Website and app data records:
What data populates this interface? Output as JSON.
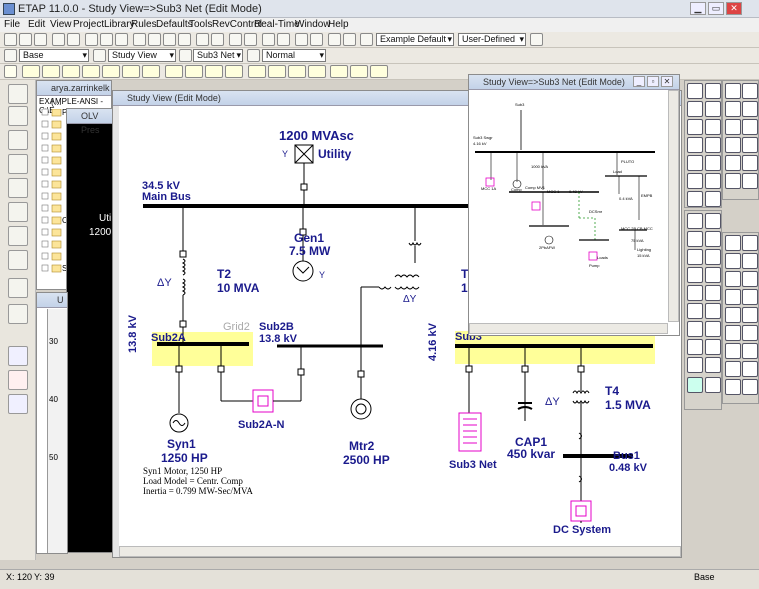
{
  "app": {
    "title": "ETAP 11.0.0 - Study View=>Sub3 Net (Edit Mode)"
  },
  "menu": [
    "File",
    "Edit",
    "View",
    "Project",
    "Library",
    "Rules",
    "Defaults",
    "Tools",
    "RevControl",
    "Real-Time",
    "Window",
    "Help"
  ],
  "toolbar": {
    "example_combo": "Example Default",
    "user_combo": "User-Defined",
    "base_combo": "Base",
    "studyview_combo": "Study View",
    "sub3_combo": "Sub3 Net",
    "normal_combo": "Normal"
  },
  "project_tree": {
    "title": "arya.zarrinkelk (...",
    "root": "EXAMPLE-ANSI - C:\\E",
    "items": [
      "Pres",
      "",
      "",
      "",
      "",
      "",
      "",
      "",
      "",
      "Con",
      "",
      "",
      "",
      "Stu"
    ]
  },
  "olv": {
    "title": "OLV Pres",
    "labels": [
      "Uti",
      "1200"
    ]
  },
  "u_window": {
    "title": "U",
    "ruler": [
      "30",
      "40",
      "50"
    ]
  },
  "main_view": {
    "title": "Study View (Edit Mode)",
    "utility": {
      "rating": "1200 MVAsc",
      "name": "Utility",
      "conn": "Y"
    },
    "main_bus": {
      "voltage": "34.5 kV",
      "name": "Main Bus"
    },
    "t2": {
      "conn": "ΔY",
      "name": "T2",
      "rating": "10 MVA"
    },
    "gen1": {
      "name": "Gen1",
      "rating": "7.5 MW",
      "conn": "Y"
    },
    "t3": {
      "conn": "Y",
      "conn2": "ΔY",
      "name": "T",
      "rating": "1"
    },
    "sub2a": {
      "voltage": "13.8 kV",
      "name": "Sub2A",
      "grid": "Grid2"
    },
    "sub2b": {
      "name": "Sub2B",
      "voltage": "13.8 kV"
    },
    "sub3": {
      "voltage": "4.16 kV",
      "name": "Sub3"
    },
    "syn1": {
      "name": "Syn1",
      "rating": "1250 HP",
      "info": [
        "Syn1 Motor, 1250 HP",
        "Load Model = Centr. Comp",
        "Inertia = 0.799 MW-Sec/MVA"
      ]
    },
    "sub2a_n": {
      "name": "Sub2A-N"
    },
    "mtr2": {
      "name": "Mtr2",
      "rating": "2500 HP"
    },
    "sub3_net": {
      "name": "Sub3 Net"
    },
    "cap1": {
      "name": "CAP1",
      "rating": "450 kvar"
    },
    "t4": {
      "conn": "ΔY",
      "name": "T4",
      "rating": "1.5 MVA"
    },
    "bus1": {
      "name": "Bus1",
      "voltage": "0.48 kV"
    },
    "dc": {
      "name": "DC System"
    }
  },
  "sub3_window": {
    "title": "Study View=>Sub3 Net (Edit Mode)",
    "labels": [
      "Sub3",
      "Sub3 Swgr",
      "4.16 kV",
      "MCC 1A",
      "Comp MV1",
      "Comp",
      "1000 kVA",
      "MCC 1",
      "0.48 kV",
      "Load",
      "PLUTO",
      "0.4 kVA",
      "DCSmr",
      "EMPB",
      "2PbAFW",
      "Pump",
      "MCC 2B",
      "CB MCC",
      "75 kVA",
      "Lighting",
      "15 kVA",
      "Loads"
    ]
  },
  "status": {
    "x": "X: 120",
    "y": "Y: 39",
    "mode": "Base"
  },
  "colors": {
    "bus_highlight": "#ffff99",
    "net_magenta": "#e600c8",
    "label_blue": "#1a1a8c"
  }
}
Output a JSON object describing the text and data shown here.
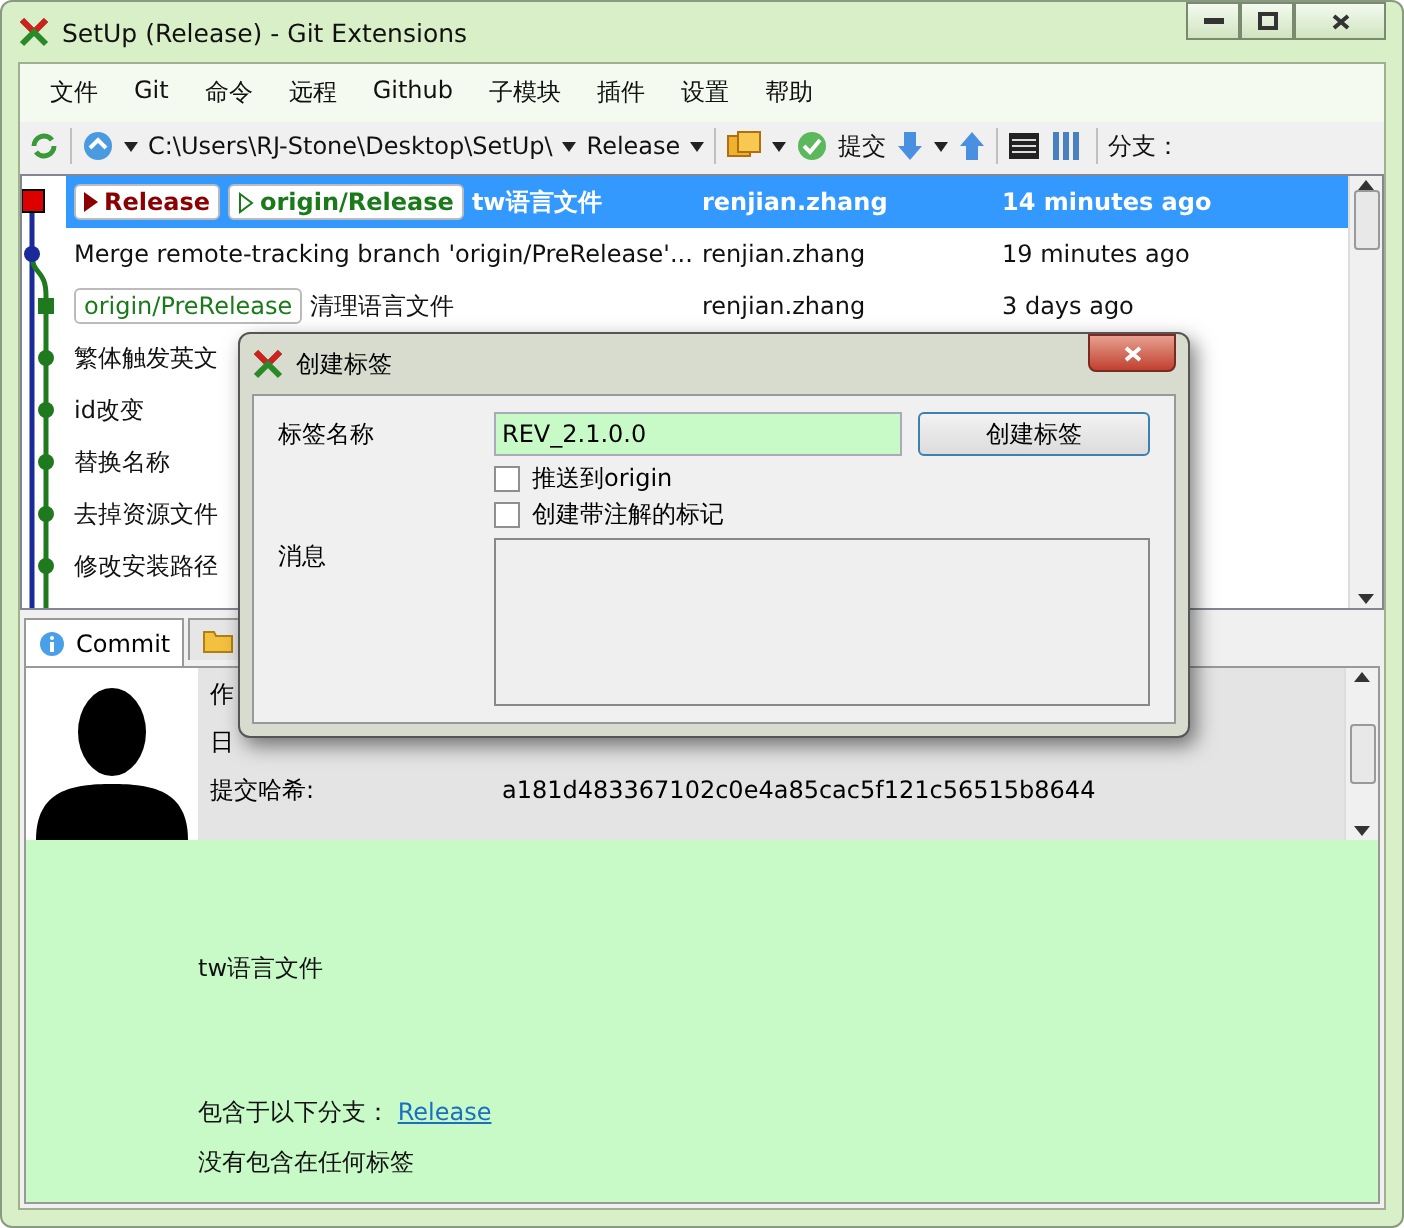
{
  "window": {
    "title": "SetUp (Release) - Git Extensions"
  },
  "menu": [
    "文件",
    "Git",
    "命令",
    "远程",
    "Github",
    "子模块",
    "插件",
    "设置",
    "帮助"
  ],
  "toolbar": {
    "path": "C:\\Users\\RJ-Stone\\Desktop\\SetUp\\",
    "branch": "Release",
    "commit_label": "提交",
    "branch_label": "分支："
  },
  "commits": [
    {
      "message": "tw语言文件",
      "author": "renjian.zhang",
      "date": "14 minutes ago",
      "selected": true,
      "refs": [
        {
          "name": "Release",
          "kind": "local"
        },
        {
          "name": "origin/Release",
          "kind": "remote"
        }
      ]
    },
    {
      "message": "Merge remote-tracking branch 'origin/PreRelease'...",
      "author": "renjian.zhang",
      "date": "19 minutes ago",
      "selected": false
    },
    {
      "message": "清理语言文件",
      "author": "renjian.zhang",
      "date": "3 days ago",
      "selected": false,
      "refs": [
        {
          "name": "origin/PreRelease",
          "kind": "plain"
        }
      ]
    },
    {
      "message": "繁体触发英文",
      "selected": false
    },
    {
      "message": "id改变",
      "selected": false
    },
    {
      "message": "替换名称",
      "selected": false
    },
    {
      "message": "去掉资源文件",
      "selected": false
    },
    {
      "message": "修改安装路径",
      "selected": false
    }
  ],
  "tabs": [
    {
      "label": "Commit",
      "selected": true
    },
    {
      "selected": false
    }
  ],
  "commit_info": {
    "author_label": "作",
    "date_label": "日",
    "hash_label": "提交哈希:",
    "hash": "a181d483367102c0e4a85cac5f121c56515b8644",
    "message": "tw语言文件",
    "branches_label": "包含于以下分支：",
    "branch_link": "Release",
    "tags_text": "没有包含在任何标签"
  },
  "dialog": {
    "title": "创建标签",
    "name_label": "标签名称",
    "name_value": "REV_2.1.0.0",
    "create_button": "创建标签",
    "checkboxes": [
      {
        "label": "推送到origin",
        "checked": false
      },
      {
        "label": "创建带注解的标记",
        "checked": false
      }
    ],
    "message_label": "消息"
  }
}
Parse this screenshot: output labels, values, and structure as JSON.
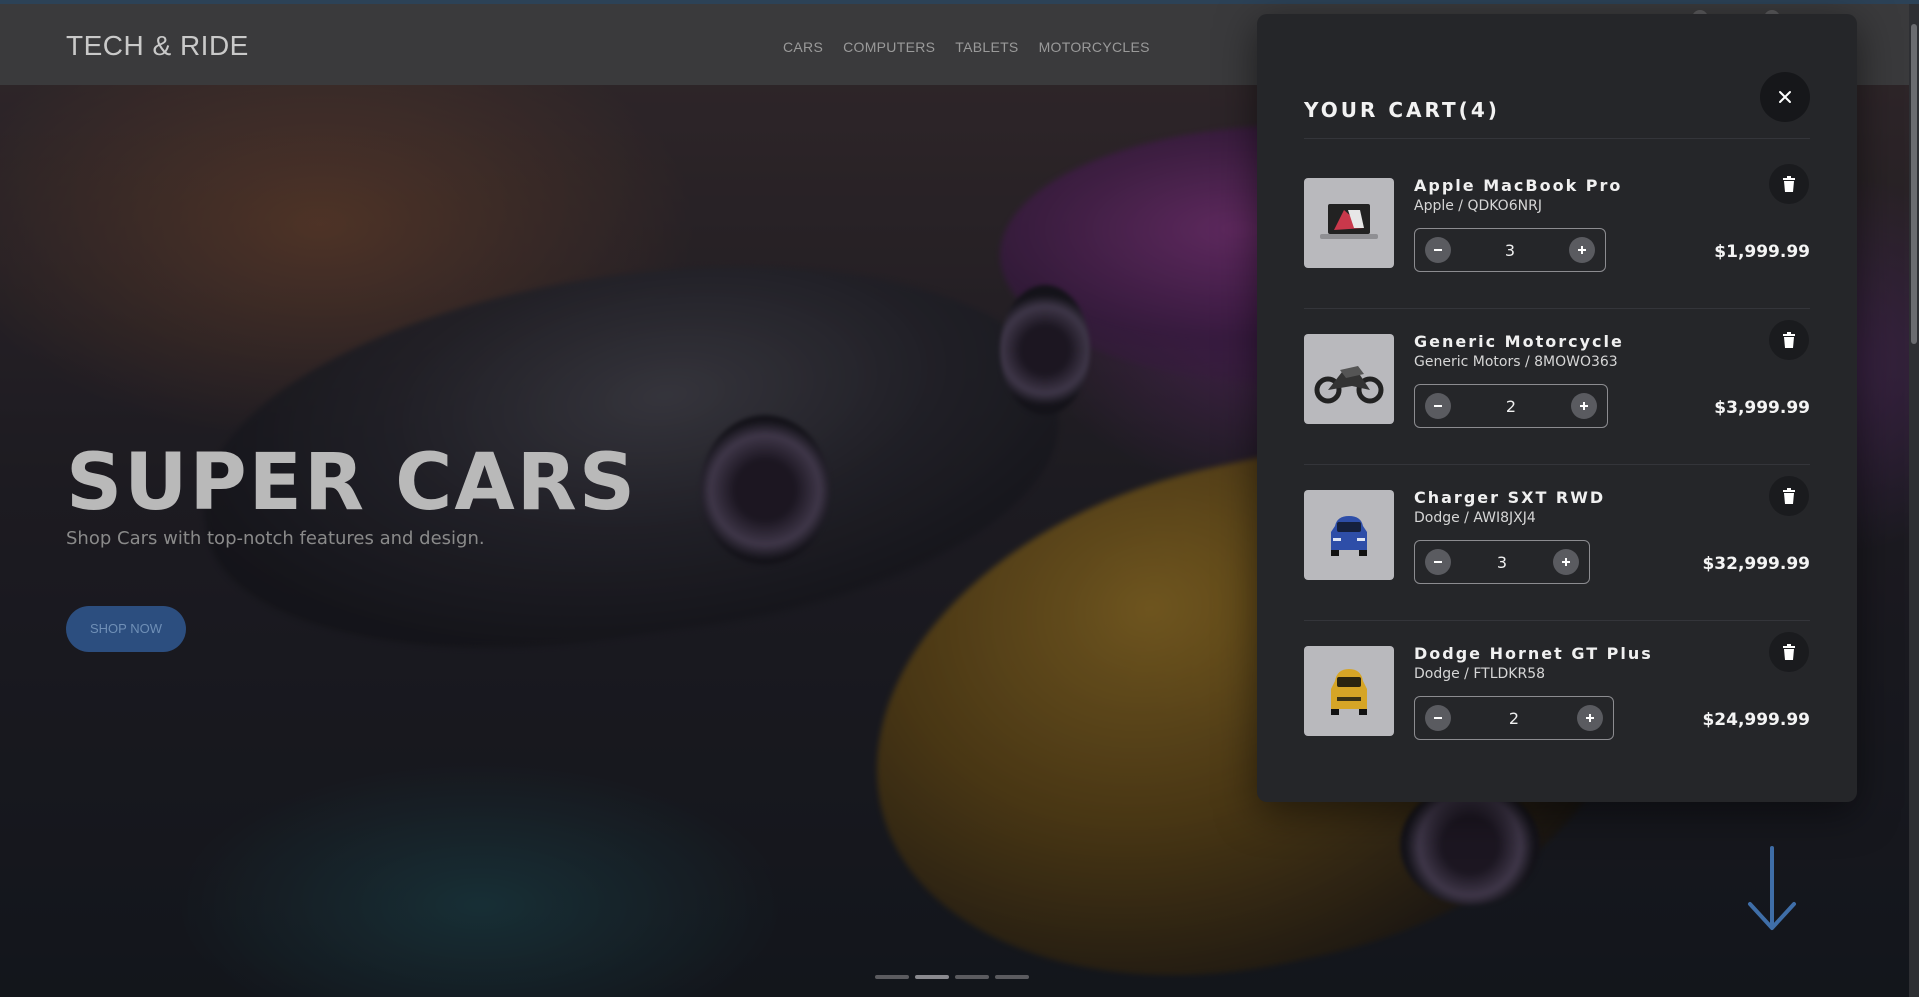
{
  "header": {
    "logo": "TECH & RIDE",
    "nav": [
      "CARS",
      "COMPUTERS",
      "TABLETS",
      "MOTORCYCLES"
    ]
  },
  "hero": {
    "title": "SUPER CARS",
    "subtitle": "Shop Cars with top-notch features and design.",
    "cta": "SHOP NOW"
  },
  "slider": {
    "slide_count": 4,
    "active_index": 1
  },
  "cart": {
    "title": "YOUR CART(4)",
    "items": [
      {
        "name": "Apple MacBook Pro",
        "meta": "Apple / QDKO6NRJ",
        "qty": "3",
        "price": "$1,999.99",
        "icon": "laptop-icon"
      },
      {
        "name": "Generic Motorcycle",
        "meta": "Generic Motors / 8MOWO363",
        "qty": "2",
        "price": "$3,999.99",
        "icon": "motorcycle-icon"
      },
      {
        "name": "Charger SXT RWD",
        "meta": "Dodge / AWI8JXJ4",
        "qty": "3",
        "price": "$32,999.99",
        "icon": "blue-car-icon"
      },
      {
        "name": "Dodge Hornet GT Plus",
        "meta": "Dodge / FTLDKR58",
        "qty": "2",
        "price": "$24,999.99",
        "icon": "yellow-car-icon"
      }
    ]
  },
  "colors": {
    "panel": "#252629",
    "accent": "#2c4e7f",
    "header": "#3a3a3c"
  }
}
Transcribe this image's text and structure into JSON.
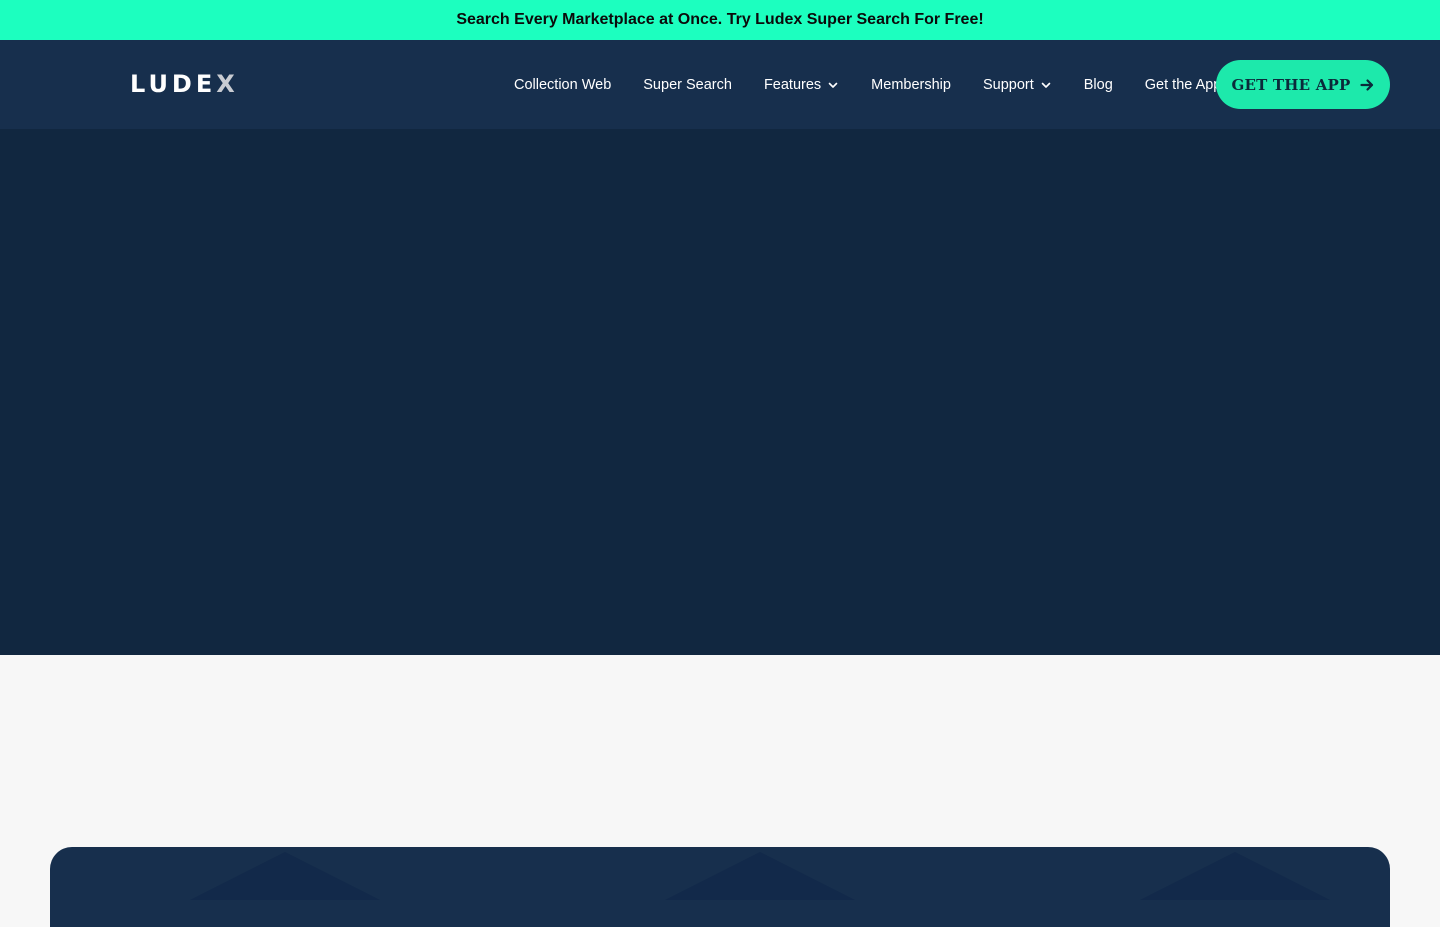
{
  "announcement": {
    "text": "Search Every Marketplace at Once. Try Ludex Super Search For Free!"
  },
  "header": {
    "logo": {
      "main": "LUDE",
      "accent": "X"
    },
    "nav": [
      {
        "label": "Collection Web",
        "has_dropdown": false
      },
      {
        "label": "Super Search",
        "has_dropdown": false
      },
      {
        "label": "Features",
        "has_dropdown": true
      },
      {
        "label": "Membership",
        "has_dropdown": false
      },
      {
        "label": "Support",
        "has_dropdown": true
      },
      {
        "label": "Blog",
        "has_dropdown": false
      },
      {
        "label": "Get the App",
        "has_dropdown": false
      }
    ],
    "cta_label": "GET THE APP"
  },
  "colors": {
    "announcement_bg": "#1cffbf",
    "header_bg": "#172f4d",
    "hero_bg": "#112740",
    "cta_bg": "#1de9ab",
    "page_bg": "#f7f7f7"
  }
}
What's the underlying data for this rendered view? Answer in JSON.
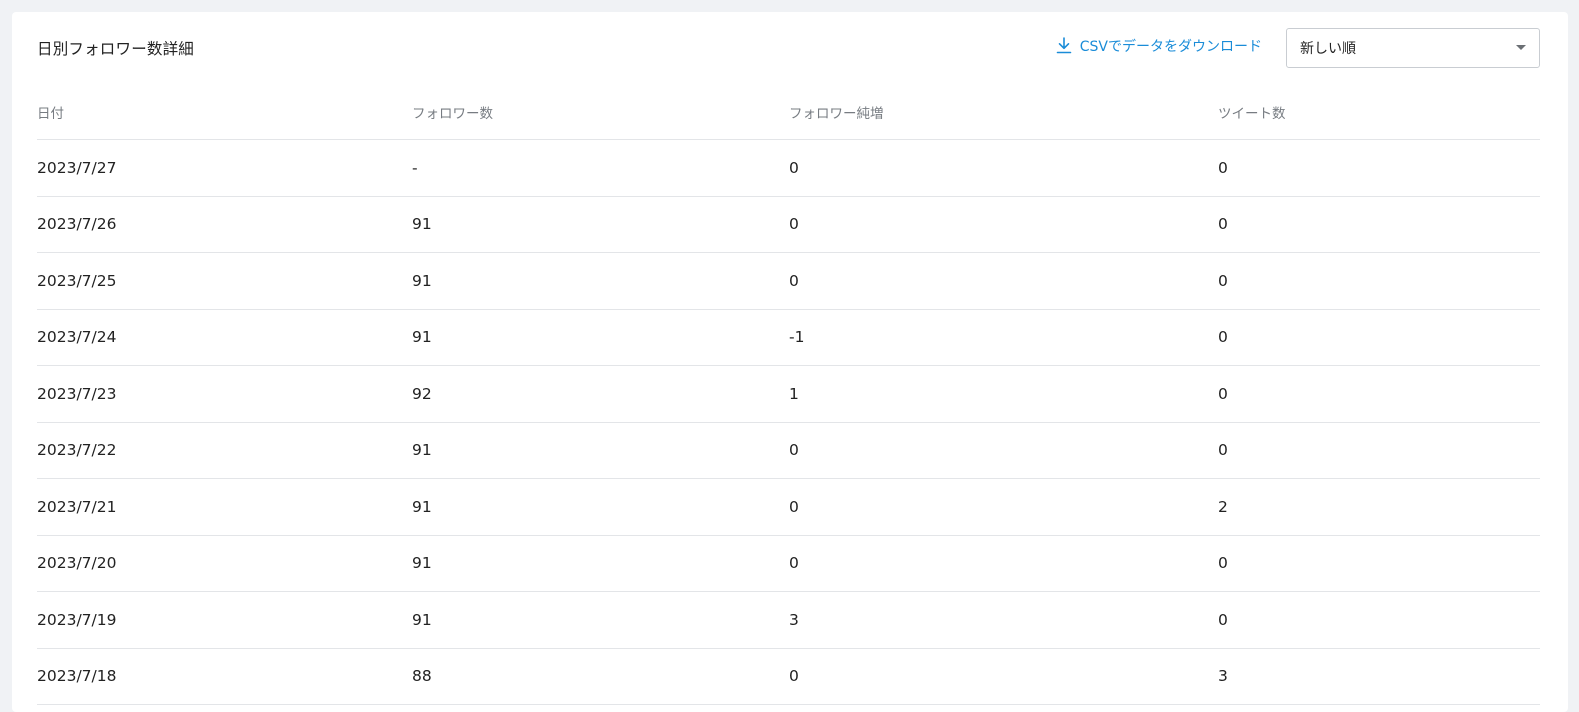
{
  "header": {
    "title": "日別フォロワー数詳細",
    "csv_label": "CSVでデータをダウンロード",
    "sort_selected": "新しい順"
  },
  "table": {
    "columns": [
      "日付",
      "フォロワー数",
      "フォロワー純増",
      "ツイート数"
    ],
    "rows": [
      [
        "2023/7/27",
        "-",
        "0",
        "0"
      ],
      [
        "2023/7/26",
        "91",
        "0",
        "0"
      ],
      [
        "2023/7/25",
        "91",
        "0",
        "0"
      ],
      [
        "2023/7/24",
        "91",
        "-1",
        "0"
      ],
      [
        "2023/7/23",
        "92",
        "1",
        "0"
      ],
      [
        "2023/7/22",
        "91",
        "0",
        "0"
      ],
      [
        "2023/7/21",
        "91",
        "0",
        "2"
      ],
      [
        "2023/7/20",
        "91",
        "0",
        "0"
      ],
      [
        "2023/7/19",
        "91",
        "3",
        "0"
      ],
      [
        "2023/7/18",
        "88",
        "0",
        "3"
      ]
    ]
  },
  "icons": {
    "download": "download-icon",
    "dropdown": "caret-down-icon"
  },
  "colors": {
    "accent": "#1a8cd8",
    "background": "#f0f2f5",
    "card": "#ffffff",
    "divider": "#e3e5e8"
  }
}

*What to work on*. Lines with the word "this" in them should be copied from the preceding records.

*Exercise answer*.
What data populates this interface? Output as JSON.
Parse this screenshot: output labels, values, and structure as JSON.
Transcribe this image's text and structure into JSON.
What's the underlying data for this rendered view? Answer in JSON.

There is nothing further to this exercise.